*** The data ***

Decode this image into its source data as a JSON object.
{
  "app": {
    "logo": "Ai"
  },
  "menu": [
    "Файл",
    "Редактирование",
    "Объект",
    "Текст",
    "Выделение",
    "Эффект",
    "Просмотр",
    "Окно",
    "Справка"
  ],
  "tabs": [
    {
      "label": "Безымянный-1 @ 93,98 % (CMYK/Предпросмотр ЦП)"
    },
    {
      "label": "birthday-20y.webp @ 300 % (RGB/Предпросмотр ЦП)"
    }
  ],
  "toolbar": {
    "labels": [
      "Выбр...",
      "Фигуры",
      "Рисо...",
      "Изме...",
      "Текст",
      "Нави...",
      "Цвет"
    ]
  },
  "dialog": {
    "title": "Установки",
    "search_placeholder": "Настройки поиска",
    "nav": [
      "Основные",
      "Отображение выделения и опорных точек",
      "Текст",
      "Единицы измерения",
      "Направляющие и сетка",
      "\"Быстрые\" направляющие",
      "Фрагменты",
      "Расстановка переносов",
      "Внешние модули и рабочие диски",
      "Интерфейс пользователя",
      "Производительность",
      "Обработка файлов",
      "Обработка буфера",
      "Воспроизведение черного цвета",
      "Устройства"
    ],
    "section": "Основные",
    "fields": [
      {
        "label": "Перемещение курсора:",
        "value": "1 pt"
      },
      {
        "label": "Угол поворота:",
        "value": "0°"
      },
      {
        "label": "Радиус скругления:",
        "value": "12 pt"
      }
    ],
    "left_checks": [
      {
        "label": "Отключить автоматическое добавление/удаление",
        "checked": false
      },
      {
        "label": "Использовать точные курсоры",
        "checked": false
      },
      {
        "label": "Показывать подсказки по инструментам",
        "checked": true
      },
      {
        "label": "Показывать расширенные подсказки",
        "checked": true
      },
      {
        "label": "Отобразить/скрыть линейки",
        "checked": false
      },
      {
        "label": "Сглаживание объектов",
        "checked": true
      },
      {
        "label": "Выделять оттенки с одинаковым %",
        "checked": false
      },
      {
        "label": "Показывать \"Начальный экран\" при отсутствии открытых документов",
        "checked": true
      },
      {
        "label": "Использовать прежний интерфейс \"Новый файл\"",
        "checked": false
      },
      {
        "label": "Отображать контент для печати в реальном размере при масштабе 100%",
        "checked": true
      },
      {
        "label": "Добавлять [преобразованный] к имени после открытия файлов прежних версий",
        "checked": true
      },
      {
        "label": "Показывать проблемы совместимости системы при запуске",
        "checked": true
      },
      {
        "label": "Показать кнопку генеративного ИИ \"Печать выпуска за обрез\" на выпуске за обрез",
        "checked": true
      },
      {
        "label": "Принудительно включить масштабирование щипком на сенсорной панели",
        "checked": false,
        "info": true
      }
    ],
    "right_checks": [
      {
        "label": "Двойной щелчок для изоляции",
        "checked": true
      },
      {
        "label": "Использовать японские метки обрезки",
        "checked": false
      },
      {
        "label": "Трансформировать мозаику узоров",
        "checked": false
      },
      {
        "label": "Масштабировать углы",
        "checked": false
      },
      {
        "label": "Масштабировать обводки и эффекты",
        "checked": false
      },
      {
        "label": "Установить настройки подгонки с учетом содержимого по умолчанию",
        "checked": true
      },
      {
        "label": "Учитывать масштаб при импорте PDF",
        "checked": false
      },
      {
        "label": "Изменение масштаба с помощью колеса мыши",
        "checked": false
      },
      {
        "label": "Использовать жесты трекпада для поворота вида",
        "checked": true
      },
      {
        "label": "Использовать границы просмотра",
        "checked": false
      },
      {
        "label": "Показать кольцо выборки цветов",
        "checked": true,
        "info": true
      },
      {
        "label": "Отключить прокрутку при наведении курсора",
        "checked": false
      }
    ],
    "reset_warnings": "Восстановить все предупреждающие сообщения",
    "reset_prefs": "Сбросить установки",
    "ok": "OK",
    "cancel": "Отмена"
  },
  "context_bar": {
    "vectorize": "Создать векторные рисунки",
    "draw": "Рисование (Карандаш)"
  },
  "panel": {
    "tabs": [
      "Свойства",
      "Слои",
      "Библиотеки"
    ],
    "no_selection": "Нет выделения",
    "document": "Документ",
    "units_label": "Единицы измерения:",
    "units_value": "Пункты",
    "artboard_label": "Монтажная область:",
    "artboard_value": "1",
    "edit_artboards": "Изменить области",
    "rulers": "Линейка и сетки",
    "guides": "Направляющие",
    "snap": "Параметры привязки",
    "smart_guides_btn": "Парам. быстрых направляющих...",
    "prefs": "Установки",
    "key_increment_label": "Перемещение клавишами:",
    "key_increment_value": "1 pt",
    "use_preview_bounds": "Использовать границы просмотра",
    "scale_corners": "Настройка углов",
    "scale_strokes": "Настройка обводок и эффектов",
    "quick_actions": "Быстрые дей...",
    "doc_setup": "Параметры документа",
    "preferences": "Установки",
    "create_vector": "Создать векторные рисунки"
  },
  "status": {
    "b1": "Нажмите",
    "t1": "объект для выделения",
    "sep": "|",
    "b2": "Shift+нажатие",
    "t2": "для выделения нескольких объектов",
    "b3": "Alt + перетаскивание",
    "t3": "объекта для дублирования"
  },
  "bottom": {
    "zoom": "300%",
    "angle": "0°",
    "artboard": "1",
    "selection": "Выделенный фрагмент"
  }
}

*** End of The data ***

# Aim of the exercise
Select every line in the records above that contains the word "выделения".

# Written answer
      "Отображение выделения и опорных точек",
    "no_selection": "Нет выделения",
    "t1": "объект для выделения",
    "t2": "для выделения нескольких объектов",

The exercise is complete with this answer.